Activity:
Every line holding the string "text" is to be copied from the entries below.

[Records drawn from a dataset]
--------------------------------------------------

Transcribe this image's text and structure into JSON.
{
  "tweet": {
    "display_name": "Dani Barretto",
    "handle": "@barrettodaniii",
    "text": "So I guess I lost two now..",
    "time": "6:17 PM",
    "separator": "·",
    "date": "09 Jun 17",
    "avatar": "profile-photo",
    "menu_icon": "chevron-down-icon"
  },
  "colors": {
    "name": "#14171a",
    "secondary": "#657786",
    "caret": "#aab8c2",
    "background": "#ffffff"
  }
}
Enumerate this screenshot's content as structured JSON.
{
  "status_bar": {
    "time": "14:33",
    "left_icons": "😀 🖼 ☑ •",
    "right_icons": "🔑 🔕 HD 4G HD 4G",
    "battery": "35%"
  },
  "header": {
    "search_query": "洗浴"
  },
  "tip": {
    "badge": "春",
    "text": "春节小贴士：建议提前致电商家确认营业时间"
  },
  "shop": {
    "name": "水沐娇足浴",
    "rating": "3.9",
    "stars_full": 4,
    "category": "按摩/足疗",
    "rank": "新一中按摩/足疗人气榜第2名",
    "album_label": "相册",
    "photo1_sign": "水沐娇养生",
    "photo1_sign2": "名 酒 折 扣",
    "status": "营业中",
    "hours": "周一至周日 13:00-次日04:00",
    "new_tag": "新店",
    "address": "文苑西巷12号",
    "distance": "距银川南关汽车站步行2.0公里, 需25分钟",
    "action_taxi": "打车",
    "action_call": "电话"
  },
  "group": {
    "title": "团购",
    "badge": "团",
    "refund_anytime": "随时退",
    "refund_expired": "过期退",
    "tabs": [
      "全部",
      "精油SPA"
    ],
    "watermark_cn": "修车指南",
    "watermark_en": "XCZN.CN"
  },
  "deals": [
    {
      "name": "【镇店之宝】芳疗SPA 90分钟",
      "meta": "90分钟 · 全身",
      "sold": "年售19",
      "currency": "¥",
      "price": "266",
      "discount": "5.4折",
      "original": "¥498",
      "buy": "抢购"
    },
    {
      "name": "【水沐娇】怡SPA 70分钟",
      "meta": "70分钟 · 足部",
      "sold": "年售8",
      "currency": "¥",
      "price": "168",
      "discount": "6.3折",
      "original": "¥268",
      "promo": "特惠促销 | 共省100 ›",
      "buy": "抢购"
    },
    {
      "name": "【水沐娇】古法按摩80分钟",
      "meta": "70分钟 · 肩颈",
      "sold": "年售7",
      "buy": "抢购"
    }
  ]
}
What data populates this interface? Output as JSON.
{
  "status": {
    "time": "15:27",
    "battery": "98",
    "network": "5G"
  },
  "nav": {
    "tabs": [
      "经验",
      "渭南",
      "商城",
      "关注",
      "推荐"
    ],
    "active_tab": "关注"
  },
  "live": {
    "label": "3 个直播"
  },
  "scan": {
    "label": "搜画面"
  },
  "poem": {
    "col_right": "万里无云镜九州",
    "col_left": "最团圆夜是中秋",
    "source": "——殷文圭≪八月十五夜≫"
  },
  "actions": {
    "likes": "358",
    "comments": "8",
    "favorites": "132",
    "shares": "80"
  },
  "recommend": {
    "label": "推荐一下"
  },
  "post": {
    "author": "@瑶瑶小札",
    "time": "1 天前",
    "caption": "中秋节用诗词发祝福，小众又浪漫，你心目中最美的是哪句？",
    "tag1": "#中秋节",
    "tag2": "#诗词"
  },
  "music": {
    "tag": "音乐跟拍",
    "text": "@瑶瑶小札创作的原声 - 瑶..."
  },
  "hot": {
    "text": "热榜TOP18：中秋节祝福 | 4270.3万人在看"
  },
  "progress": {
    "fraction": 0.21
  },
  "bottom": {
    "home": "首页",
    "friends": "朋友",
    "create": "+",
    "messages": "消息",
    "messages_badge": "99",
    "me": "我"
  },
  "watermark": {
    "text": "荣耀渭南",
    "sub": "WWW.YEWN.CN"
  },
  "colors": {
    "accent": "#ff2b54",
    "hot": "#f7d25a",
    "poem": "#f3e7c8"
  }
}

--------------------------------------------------

Output for this exercise:
Transcribe this image's text and structure into JSON.
    "text": "So I guess I lost two now..",
    "text": "春节小贴士：建议提前致电商家确认营业时间"
    "text": "@瑶瑶小札创作的原声 - 瑶..."
    "text": "热榜TOP18：中秋节祝福 | 4270.3万人在看"
    "text": "荣耀渭南",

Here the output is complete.